China unveiled another double-digit rise in military expenditure on Tuesday, but for a third year in a row the defence budget will be exceeded by spending on domestic security, highlighting Beijing’s concern about internal threats.
Spending on the People’s Liberation Army (PLA) will rise 10.7 percent to 740.6 billion yuan ($119 billion), while the domestic security budget will go up at a slightly slower pace, by 8.7 percent, to 769.1 billion yuan, according to the budget released at the opening of parliament’s annual meeting.
The numbers underscore the ruling Communist Party’s vigilance not only about territorial disputes with Japan and Southeast Asia and the U.S. “pivot” back to the region, but also about popular unrest over corruption, pollution and abuse of power, despite robust economic growth and rising incomes.

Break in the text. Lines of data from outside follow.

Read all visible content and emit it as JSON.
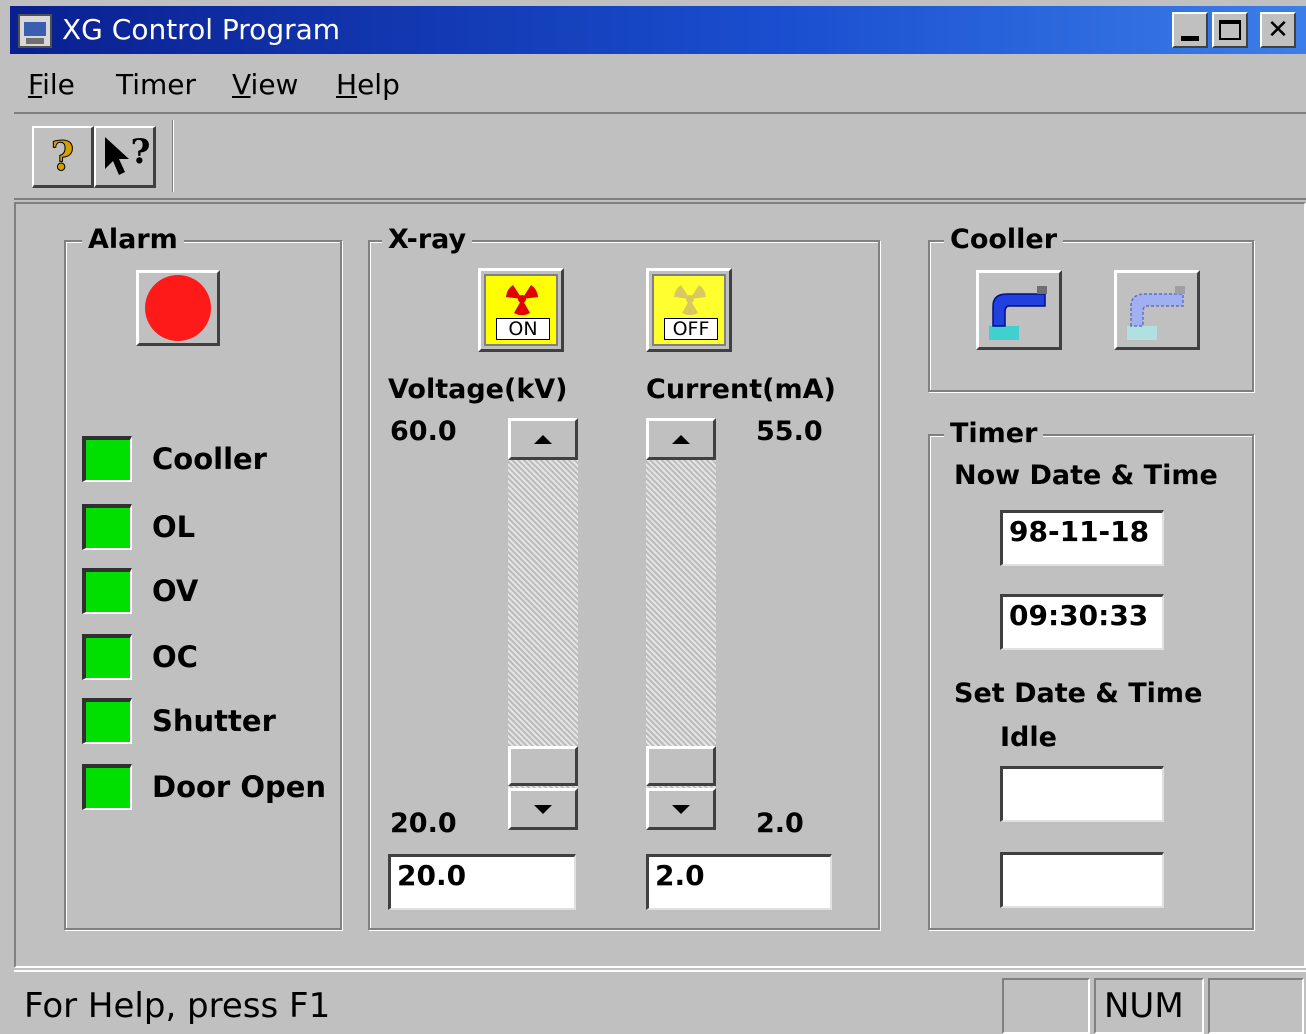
{
  "window": {
    "title": "XG Control Program"
  },
  "menu": {
    "items": [
      "File",
      "Timer",
      "View",
      "Help"
    ]
  },
  "toolbar": {
    "help_glyph": "?",
    "context_help_glyph": "?"
  },
  "alarm": {
    "title": "Alarm",
    "indicators": [
      "Cooller",
      "OL",
      "OV",
      "OC",
      "Shutter",
      "Door Open"
    ],
    "indicator_color": "#00e000",
    "alarm_color": "#ff1a1a"
  },
  "xray": {
    "title": "X-ray",
    "on_label": "ON",
    "off_label": "OFF",
    "voltage": {
      "label": "Voltage(kV)",
      "max": "60.0",
      "min": "20.0",
      "value": "20.0"
    },
    "current": {
      "label": "Current(mA)",
      "max": "55.0",
      "min": "2.0",
      "value": "2.0"
    }
  },
  "cooler": {
    "title": "Cooller"
  },
  "timer": {
    "title": "Timer",
    "now_label": "Now Date & Time",
    "now_date": "98-11-18",
    "now_time": "09:30:33",
    "set_label": "Set Date & Time",
    "state": "Idle",
    "set_date": "",
    "set_time": ""
  },
  "status": {
    "text": "For Help, press F1",
    "num_indicator": "NUM"
  }
}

The number of “mass incidents” of unrest recorded by the Chinese government grew from 8,700 in 1993 to about 90,000 in 2010, according to several government-backed studies. Some estimates are higher, and the government has not released official data for recent years.
“It shows the party is more concerned about the potential risks of destabilisation coming from inside the country than outside, which tells us the party is much less confident,” said Nicholas Bequelin, a researcher at Human Rights Watch, a New York-based advocacy group.
“A confident government that is not afraid of its population doesn’t need to have a budget for domestic security that is over defence spending,” he added.
In his “state of the nation” address to the largely rubber-stamp legislature, Premier Wen Jiabao listed maintaining social harmony and stability as one of the government’s priorities for this year.
“We should improve the mechanism for assessing potential risks major policy decisions may pose for social stability ... The purpose of this work is to preserve law and order and promote social harmony and stability.”